Xi Jinping plans to revolutionise China’s toilets to boost tourism

Modern, western-style lavatories deemed part of progress in Chinese quality of life

March of progress:  Public toilet in Beijing with wifi, an ATM machine and chargers for mobile phones and electric vehicles. Photograph: AFP/Getty

March of progress: Public toilet in Beijing with wifi, an ATM machine and chargers for mobile phones and electric vehicles. Photograph: AFP/Getty

 

China’s president Xi Jinping wants unswerving efforts to upgrade the nation’s lavatories as part of a “toilet revolution” and called for a major upgrade to facilities to boost domestic tourism and improve quality of life.

“The toilet issue is no small thing, it’s an important aspect of building civilised cities and countryside,” Mr Xi was quoted as saying by the Xinhua news agency.

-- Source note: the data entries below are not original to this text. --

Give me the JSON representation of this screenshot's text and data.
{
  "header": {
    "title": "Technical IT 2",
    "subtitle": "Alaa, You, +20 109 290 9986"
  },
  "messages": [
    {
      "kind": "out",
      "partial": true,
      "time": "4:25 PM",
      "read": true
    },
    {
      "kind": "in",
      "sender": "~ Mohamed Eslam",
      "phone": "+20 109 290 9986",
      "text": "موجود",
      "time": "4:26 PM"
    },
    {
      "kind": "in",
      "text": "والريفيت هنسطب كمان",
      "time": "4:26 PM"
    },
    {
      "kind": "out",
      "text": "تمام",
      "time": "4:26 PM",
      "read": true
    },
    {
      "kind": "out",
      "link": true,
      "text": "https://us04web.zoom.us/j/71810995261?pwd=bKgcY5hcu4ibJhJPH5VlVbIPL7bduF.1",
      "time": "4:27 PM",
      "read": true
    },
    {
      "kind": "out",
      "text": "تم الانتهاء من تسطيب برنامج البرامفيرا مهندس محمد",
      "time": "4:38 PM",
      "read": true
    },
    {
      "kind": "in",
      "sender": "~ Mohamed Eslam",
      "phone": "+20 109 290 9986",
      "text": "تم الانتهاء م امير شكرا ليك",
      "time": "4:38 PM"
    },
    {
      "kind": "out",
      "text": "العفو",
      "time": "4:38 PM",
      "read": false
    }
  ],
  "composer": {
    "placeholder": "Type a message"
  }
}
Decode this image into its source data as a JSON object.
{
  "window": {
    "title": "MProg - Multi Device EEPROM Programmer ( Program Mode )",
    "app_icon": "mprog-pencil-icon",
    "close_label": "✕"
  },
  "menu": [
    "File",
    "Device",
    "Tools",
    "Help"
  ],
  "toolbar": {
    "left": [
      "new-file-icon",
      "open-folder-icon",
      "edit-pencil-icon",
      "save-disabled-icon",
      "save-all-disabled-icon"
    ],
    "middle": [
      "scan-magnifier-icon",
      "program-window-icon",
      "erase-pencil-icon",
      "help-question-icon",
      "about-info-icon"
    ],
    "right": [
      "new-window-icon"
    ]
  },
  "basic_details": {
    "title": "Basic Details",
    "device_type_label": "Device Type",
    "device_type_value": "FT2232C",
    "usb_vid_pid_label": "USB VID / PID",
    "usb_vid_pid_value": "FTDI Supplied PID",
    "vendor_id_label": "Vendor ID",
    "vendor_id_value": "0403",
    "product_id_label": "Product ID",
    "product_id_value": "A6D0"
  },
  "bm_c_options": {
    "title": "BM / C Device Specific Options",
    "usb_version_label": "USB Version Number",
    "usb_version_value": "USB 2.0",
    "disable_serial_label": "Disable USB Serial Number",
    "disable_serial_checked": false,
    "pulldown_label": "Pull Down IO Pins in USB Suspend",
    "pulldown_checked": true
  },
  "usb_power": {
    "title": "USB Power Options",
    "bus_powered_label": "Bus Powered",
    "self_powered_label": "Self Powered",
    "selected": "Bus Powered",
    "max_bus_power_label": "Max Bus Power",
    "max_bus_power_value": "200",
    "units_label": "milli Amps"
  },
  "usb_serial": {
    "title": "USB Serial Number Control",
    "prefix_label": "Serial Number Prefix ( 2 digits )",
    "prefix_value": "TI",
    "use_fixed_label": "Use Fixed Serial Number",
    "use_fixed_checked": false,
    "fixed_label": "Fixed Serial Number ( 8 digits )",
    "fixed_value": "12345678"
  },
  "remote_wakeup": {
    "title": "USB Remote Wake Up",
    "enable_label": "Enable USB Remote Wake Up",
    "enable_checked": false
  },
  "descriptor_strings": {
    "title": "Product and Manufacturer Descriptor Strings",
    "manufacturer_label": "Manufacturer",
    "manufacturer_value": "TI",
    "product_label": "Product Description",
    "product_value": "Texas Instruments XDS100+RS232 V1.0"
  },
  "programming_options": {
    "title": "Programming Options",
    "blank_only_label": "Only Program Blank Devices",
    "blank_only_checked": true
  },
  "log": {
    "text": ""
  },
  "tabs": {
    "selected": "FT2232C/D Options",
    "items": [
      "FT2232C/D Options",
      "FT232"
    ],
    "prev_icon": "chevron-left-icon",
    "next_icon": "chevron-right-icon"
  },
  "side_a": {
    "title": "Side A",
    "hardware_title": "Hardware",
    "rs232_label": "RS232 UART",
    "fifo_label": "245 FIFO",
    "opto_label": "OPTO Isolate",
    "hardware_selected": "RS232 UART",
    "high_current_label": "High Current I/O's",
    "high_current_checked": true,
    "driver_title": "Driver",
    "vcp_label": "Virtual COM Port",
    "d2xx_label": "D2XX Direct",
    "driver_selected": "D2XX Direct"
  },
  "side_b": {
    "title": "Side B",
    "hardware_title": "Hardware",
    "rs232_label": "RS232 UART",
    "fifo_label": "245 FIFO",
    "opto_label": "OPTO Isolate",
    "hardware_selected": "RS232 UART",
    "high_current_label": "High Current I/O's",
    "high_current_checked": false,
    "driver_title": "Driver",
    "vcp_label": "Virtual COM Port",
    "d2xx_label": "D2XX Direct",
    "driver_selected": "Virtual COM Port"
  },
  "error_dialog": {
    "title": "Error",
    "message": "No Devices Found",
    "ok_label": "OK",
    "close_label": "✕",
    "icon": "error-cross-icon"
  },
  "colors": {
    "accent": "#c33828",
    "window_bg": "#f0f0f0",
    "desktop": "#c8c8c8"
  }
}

Last month, Mr Xi became the most powerful leader since chairman Mao Zedong at a party congress in the capital, and his philosophy, “Xi Jinping Thought”, was enshrined in the constitution. A key part of Mr Xi’s policy is creating a moderately affluent society and improving quality of life, which chimes with the “toilet revolution” he is pushing.

China has made great advances in recent years, but as many visitors to the country can attest, a trip to the toilet can be challenging, even terrible.

Walking through the otherwise charming hutong alleyways in summertime in the capital can involve regular piercing attacks on your olfactory system.

Public conveniences

Although western-style seating loos are becoming more common, most public toilets, especially in the countryside, are squat-style holes in the ground with no running water or toilet paper.

In Chinese toilets, paper is deposited in bins rather than flushed, because older plumbing systems are not designed to cope with paper.

Mr Xi said the construction of clean toilets was a key part of efforts to boost urban and rural civilisation. According to Xinhua, Mr Xi would always ask local residents in rural areas about the condition of their toilets, saying clean facilities were crucial for building a “new countryside”.

By the end of October, authorities had installed or upgraded 68,000 toilets at tourist destinations, 19.3 per cent higher than the figure targeted in Mr Xi’s “toilet revolution”.

A further 64,000 toilets are due to be built at tourist destinations from 2018 to 2020, according to an action plan released by the China National Tourism Administration.